Download references


This work was supported by the National Science Foundation (IOS 1557324). The authors thank W.F. Beck of Michigan State University for valuable discussions about the spectroscopic properties of carotenoids. The authors thank R. Burton for assistance in the DLS measurement. The Advanced Light Source is supported by the Director, Office of Science, Office of Basic Energy Sciences, of the US Department of Energy under Contract No. DE-AC02-05CH11231.

Author information


  1. MSU-DOE Plant Research Laboratory, Michigan State University, East Lansing, Michigan 48824, USA

    • Han Bao
    • , Matthew R. Melnicki
    • , Emily G. Pawlowski
    • , Markus Sutter
    • , Marco Agostoni
    • , Sigal Lechno-Yossef
    • , Beronda L. Montgomery
    •  & Cheryl A. Kerfeld
  2. Molecular Biophysics and Integrated Bioimaging Division, Lawrence Berkeley National Laboratory, Berkeley, California 94720, USA

    • Matthew R. Melnicki
    • , Markus Sutter
    • , Fei Cai
    •  & Cheryl A. Kerfeld
  3. Department of Biochemistry and Molecular Biology, Michigan State University, East Lansing, Michigan 48824, USA

    • Beronda L. Montgomery
    •  & Cheryl A. Kerfeld
  4. Department of Microbiology and Molecular Genetics, Michigan State University, East Lansing, Michigan 48824, USA

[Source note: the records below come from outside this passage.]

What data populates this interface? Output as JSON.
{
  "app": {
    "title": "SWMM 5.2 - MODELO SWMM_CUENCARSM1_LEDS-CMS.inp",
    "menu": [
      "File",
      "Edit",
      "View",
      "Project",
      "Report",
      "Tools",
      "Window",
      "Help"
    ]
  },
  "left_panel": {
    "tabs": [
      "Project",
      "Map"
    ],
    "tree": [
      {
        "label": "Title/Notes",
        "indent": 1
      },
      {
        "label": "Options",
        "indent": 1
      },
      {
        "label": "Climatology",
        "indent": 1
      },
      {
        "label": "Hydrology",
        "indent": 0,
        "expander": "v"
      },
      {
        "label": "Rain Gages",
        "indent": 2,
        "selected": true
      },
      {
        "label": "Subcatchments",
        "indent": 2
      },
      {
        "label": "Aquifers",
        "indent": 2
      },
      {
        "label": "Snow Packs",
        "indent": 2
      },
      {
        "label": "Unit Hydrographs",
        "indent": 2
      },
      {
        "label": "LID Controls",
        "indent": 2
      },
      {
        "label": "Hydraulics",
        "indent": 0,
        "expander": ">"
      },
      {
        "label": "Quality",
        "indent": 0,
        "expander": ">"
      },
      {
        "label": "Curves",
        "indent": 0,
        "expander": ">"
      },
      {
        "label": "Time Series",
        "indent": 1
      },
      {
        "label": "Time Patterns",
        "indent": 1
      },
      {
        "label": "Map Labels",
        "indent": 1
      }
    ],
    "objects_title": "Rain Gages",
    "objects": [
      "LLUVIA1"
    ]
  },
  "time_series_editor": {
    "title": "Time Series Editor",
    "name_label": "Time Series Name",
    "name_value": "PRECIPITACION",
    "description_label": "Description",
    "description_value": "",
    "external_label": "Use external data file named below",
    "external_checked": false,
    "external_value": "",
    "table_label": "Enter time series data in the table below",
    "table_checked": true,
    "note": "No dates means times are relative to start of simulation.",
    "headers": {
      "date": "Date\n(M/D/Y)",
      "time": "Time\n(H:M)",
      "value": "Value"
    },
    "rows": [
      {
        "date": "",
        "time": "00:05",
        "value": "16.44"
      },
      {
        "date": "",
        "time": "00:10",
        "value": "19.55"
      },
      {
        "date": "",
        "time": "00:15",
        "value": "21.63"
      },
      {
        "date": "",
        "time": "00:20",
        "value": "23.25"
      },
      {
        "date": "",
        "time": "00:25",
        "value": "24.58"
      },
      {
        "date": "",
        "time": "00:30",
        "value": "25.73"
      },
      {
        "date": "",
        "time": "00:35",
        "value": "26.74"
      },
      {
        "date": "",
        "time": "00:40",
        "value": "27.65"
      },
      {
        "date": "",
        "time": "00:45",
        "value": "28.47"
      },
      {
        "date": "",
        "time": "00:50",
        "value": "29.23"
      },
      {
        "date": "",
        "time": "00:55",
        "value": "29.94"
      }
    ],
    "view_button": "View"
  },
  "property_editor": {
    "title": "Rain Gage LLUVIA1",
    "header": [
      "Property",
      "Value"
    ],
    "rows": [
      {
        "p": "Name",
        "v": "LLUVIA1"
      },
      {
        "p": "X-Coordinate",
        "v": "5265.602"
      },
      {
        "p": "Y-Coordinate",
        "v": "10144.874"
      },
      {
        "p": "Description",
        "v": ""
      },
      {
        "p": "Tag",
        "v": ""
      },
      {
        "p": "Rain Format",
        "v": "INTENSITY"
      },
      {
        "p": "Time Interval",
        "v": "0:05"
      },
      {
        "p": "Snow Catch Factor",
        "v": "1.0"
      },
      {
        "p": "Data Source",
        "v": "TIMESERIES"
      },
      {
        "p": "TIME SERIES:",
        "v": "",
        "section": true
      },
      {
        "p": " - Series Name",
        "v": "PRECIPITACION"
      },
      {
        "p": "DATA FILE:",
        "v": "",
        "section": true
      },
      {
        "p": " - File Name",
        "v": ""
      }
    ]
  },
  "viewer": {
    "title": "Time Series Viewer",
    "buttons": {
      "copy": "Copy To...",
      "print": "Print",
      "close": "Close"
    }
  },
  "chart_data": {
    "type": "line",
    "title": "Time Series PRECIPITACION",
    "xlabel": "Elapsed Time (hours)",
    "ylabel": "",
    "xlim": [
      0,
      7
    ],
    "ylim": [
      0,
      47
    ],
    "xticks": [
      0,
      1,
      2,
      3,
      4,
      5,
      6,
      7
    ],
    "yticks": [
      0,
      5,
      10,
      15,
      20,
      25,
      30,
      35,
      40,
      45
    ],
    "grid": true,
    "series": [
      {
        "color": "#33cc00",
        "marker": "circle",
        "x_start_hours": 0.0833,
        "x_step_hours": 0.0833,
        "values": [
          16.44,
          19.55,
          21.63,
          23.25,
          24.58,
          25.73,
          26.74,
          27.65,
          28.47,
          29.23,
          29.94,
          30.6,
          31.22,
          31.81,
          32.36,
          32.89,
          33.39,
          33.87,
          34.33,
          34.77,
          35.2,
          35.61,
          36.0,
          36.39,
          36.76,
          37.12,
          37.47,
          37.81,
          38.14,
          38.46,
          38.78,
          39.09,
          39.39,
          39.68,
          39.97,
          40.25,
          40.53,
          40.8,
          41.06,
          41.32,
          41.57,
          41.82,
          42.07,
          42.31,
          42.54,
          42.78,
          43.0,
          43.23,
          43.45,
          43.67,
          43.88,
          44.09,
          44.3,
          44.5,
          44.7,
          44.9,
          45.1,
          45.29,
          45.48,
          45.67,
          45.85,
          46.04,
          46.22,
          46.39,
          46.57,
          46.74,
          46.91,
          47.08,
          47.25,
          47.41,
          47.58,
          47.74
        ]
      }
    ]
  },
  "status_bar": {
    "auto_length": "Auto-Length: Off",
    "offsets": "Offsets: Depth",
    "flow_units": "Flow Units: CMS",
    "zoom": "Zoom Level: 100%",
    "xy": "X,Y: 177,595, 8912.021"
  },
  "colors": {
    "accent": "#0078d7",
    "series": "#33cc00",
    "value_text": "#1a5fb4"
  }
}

    • Beronda L. Montgomery
  5. Department of Plant and Microbial Biology, University of California, Berkeley, California 94720, USA

    • Cheryl A. Kerfeld


  1. Search for Han Bao in:

  2. Search for Matthew R. Melnicki in:

  3. Search for Emily G. Pawlowski in:

  4. Search for Markus Sutter in:

  5. Search for Marco Agostoni in:

  6. Search for Sigal Lechno-Yossef in:

  7. Search for Fei Cai in:

  8. Search for Beronda L. Montgomery in:

  9. Search for Cheryl A. Kerfeld in:


H.B. designed and performed the research, analysed and interpreted data, and wrote the article. C.A.K. designed the research, analysed and interpreted the data, and wrote the article. M.R.M. performed the bioinformatics and wrote the article. E.G.P., M.S., M.A., S.L.-Y., F.C. and B.L.M. performed the research and contributed to the analysis and interpretation of the data.

Competing interests

The authors declare no competing financial interests.

Corresponding author

Correspondence to Cheryl A. Kerfeld.

Supplementary information

PDF files

  1. 1.

    Supplementary Information

    Supplementary Figures 1-8, Supplementary Tables 1-2, Supplementary References.

Excel files

  1. 1.

    Supplementary File 1

    Annotated gene and taxon IDs for OCPs, FRPs and cyanobacterial genomes used in bioinformatic analyses.

XML files

  1. 1.

    Supplementary File 2

    Phylogenetic tree of OCP sequences, with embedded metadata.

  2. 2.

    Supplementary File 3

    Phylogenetic tree of RpoC1 sequences, with embedded metadata.

About this article

Publication history





Further reading